April 22, 2014
My Name is Peter Moss and I have been involved with the ukulele on and off for the past 45 years. I say on and off due to a break from the little instrument for close on 20 years, whilst I explored new territories such as the guitar, keyboards and wind instruments. I was the arranger with three guitar based groups covering cabaret to rock. Since it was so hard to keep the personnel together, and keep each other’s egos in check, I took the plunge and went solo. Since I played a number of instruments, I purchased some recording equipment and along with a sequencer, I recorded all the backing tracks. Also, I have always been a fan of harmony so I set to, recording backing instruments and vocals. The one man show covered 7 decades of music and could be tailored to a specific venue.
What has all this got to do with the Ukulele?? Well… in February 2013, my wife bought me a new wooden ukulele for my birthday. It was an inspired gift, as upon picking up this new instrument, an old flame was instantly rekindled in my heart – a passion for the wooden ukulele. I started a YouTube channel and made some videos of the wooden Uke, which then inspired me to try something new and so the cycle continues.

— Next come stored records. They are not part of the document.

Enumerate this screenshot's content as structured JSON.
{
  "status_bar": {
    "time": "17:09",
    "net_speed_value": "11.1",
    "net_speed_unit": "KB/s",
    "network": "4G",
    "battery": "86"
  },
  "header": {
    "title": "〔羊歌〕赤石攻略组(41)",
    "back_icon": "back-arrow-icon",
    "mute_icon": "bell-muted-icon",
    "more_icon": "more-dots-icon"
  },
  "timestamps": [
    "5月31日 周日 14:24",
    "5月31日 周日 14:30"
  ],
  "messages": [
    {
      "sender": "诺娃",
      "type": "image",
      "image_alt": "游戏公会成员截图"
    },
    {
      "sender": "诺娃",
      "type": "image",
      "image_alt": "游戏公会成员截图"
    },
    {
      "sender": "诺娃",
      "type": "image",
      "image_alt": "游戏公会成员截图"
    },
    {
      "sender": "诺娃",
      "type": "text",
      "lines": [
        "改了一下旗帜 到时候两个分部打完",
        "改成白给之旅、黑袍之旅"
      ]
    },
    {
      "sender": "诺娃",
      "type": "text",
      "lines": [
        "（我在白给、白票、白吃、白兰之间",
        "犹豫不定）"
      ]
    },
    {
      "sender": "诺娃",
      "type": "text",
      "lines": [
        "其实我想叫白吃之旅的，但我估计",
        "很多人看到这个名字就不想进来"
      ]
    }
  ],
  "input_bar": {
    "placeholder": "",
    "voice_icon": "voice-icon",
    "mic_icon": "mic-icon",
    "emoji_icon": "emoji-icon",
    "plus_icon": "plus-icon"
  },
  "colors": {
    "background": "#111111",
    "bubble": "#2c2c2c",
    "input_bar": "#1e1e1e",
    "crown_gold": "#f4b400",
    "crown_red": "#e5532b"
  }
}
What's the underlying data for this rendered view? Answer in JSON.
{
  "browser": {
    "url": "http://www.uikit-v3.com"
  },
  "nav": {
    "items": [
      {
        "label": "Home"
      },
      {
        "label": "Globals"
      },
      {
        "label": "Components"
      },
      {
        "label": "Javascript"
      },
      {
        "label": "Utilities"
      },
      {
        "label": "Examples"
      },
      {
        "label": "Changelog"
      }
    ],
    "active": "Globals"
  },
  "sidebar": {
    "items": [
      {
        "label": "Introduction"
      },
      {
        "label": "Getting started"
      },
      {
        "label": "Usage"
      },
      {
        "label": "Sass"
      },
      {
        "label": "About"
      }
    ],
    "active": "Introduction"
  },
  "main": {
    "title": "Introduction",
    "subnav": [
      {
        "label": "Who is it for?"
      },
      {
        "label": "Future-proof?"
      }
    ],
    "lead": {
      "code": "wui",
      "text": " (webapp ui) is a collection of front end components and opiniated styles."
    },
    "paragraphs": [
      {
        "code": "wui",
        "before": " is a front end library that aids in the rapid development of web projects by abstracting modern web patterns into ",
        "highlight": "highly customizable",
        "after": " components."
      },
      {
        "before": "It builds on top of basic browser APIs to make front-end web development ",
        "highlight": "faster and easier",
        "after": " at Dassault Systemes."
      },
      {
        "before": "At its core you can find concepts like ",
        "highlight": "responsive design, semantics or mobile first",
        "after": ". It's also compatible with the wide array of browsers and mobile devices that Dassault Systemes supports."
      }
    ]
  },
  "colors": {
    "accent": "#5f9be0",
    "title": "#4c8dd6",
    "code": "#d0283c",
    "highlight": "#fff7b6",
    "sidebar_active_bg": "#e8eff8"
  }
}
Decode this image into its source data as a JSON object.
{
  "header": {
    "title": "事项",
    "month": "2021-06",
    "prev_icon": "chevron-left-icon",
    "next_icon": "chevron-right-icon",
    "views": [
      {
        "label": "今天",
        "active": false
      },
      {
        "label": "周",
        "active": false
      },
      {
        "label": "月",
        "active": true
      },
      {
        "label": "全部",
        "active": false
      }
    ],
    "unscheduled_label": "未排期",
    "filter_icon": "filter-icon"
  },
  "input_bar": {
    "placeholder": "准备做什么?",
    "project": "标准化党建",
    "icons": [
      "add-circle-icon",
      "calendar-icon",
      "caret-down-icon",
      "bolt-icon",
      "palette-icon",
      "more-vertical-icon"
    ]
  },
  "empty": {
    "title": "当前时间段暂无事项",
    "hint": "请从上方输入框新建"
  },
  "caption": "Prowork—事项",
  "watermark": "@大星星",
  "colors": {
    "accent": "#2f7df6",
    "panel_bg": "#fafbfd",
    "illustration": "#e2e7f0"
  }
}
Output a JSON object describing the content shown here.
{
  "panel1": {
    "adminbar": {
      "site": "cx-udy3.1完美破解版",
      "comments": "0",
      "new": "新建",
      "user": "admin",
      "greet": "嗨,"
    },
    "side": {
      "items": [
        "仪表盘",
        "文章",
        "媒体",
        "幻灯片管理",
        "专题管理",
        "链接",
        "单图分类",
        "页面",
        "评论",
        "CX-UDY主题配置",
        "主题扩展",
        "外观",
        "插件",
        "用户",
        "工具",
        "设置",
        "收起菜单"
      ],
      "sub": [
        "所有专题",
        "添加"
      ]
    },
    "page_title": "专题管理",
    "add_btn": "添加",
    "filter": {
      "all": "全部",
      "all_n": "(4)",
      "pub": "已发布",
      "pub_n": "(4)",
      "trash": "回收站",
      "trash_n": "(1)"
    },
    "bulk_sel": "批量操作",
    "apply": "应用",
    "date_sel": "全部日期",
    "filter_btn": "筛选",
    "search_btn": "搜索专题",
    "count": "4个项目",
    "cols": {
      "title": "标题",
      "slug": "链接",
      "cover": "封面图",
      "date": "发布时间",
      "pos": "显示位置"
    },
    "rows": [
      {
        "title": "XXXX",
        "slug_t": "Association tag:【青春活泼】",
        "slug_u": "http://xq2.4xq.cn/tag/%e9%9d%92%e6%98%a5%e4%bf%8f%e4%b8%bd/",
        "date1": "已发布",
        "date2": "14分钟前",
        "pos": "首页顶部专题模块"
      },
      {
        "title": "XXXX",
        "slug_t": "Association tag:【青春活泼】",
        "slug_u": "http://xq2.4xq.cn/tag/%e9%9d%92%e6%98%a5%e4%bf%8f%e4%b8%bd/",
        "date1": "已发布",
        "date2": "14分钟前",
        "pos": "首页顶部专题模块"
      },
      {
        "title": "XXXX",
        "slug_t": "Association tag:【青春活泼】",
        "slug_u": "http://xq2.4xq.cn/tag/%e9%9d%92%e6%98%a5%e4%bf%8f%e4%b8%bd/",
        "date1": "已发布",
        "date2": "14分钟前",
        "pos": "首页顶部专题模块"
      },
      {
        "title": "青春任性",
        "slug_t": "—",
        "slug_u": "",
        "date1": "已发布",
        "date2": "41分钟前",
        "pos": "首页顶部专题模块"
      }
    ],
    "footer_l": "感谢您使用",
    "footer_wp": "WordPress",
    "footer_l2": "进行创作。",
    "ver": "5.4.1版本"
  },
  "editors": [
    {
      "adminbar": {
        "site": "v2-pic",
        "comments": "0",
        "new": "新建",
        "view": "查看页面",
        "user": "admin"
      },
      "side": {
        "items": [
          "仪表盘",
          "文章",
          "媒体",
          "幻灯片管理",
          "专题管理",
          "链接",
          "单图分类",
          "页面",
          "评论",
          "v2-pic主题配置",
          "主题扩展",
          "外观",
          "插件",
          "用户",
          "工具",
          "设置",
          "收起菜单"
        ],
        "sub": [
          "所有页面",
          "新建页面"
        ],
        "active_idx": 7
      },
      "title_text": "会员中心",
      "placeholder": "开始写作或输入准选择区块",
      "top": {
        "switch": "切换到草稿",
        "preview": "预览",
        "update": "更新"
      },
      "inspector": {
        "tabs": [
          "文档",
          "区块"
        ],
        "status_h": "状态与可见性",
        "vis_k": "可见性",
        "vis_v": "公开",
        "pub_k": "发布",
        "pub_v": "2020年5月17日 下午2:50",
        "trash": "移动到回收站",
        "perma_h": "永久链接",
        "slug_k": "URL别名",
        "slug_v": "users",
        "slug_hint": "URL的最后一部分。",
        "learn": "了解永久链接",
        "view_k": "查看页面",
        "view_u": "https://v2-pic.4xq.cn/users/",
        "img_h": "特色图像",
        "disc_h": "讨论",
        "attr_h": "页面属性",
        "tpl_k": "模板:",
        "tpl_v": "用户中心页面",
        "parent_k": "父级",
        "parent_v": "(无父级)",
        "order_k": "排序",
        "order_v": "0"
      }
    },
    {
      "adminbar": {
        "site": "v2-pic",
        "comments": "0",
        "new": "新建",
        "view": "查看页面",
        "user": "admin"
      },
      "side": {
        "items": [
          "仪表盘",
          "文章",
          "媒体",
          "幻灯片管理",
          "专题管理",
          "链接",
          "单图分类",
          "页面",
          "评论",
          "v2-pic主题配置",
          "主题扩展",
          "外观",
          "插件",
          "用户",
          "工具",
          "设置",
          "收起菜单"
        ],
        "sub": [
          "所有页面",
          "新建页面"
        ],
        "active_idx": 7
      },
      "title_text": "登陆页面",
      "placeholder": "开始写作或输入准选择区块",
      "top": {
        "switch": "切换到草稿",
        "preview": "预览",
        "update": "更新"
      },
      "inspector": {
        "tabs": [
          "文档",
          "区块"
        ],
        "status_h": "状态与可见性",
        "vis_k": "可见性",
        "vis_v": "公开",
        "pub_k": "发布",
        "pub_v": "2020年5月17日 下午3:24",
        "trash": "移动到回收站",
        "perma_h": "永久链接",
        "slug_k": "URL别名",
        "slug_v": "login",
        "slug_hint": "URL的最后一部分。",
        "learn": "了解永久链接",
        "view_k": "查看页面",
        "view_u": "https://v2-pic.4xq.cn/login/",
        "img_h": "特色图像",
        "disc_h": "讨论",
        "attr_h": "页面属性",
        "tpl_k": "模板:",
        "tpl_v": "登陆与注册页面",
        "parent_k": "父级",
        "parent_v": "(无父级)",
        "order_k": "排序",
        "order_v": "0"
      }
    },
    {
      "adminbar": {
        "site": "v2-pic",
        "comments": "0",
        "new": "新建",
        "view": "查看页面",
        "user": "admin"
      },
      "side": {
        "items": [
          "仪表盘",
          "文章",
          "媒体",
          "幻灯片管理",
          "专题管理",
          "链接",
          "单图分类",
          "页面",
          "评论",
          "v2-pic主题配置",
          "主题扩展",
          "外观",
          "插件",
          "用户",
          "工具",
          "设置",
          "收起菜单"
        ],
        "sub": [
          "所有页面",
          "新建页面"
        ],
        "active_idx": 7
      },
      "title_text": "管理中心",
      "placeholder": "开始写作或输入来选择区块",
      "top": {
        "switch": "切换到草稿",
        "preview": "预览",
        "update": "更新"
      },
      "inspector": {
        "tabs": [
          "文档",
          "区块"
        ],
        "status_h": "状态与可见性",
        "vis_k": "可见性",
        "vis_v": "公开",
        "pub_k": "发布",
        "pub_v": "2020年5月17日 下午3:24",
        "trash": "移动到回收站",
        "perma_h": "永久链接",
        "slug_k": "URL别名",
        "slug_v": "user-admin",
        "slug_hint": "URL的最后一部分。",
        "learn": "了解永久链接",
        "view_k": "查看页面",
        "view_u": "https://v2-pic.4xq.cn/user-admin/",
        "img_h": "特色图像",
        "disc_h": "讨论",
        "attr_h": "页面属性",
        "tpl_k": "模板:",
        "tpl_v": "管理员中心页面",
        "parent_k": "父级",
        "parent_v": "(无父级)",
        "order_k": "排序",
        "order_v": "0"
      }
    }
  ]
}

Through Facebook, I posted my efforts to ukulele groups and clubs around the world and the response has been nothing short of staggering. From being virtually unknown 18 months ago, to being in regular contact not only from the UK, but across Europe, the Far East, Canada, USA, New Zealand, Australia to name a few countries.
Where did it all start? It began with another birthday ukulele. My late father Dennis Moss, who played Spanish guitar, bought me a wooden Uke for my eighth birthday, and taught me the basics. I took to it like a duck to water. By the time I was ten and a half, I was a fairly competent strummer and had already won a local talent competition hosted by the Manchester Evening News. I also had a little show set with my sister Wendy. In those early days the Formby songs were considered too risqué for children to sing, so my Dad taught us some old Tin Pan Alley songs like Baby Face, Five Foot Two, Who’s Sorry Now etc. My father had taught me all he knew, and wisely introduced me to other skilled players. One very influential person was Ray Bernard, a founder member of the George Formby Society. Ray played melody … Lady of Spain, Rubinstein’s Melody in F…. and I was fascinated. From that moment I became committed to this style of playing. Then George Graham, the banjo repair man for Shep’s Banjo Boys lent me a recording by Roy Smeck. And by ear, from that very record and at the age of 12, I learned to play similar to his style. From playing around the chords and picking out melody finger-style, I taught myself chord melody playing and improvisation. In 1973, there came a significant milestone in my musical journey. I had been working on a banjo-ukulele version on the William Tell Overture, with galloping triples, finger-picking and a big crescendo… I played it in the annual competition of the Northern Branch of the BMG – British Banjo, Mandolin and Guitar Federation, in Wythenshawe – it went down a storm – and won it. Later that year, I played it at the Southern Branch competition, and won that, too. It’s official that I was the first person to work out the William Tell Overture on banjo-Uke, whilst a few over the years have tried to claim it as their own.
What is my ambition going forward? To continue to develop musically. To demonstrate my unique styles on both the ukulele and Banjolele worldwide. Also to provide workshops at all levels and share the passion and pleasure I’ve encountered thus far.